- Samuel William Reynolds (1773-1835), Mezzotint engraver and painter. Artist associated with 628 portraits, Sitter in 3 portraits.
- Edward Villiers Rippingille (1798-1859). Artist associated with 2 portraits.
Placesback to top
Events of 1838back to top
Current affairsThe Anti-Corn Law league is established in Manchester, led by Richard Cobden and John Bright, aiming to create a fully free-trade economy.
The People's Charter is published, demanding many constitutional amendments that would become central to future democratic reform, including universal male suffrage and secret ballots. Despite having one million signatures (and 5 million by 1848), the petition was rejected.

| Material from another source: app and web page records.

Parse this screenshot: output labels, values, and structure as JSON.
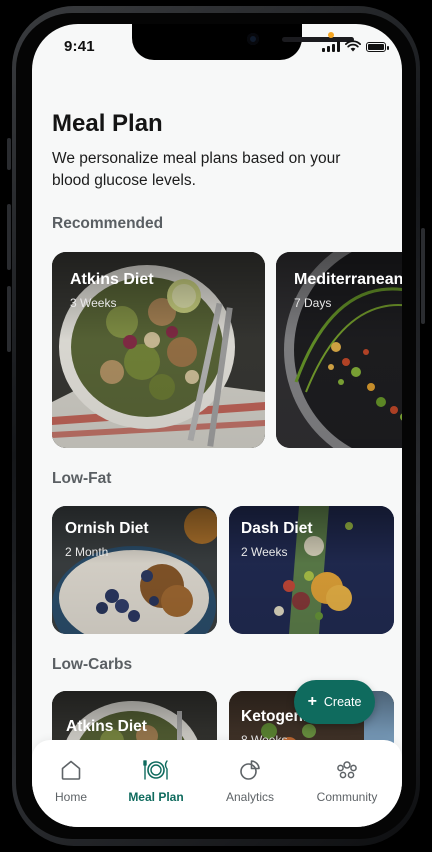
{
  "status": {
    "time": "9:41"
  },
  "page": {
    "title": "Meal Plan",
    "subtitle": "We personalize meal plans based on your blood glucose levels."
  },
  "sections": {
    "recommended": {
      "title": "Recommended",
      "cards": [
        {
          "title": "Atkins Diet",
          "duration": "3 Weeks"
        },
        {
          "title": "Mediterranean",
          "duration": "7 Days"
        }
      ]
    },
    "lowfat": {
      "title": "Low-Fat",
      "cards": [
        {
          "title": "Ornish Diet",
          "duration": "2 Month"
        },
        {
          "title": "Dash Diet",
          "duration": "2 Weeks"
        }
      ]
    },
    "lowcarbs": {
      "title": "Low-Carbs",
      "cards": [
        {
          "title": "Atkins Diet",
          "duration": ""
        },
        {
          "title": "Ketogenic",
          "duration": "8 Weeks"
        }
      ]
    }
  },
  "fab": {
    "label": "Create",
    "icon": "plus-icon"
  },
  "tabbar": {
    "items": [
      {
        "label": "Home",
        "icon": "home-icon"
      },
      {
        "label": "Meal Plan",
        "icon": "plate-icon",
        "active": true
      },
      {
        "label": "Analytics",
        "icon": "pie-chart-icon"
      },
      {
        "label": "Community",
        "icon": "community-icon"
      }
    ]
  },
  "colors": {
    "accent": "#0f6b5e",
    "background": "#f7f8f8"
  }
}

Slavery is completely abolished.
Art and scienceTurner's The Fighting Temeraire is exhibited at the Royal Academy. The Temeraire, which had broken the line at the Battle of Trafalgar, was a reflection on the rapid changes of the industrial age. This was demonstrated this year when Isambard Brunel's Great Western crosses the Atlantic, in just fifteen days - a ship under sail could take a month.
The London-Birmingham railway is also completed, the line engineered by Robert Stephenson.
InternationalThe first stage in the formation of independent Boer republics in South Africa, as the Republic of Natal is formed in South Africa, following the Boers defeat of the Matabele of Mzilikasi. This comes two years after the Dutch-speaking inhabitants of the British-ruled colony of South Africa set out on the Great Trek, in search of their own independent state.
The Central American Federation, an experimental republic formed of several Latin states splits.